■ **Problem requirements**: Determine the count of lines containing "data" in the entries below and return only that figure.

======== Exercise materials ========

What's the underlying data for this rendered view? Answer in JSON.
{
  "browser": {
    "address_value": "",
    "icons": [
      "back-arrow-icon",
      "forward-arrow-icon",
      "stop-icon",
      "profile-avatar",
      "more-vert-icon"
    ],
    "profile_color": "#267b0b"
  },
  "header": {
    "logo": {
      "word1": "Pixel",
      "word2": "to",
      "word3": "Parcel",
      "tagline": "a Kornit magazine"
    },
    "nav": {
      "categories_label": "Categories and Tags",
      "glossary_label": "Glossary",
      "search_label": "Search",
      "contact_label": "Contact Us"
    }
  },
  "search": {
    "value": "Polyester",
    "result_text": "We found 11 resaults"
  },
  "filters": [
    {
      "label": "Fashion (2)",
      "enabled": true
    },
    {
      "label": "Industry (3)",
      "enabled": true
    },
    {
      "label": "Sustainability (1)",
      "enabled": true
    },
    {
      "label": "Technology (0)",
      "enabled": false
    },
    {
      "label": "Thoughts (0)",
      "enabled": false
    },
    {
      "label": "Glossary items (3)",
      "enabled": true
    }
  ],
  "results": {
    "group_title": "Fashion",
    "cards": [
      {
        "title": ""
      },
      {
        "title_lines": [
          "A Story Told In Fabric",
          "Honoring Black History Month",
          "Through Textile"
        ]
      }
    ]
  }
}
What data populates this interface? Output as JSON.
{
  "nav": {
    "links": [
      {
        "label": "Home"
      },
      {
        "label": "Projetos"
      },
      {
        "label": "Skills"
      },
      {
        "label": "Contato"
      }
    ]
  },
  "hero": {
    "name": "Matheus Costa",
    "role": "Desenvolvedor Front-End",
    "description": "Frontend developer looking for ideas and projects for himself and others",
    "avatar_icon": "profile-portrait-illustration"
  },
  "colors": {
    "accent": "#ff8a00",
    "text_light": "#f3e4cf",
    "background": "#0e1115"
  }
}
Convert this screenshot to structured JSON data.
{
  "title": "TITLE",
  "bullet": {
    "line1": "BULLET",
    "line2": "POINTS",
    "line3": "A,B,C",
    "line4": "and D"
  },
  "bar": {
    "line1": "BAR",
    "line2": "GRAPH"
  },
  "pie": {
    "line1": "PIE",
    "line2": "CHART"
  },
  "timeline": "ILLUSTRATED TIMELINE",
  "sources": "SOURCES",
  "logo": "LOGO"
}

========

■ **Response to the task**: 3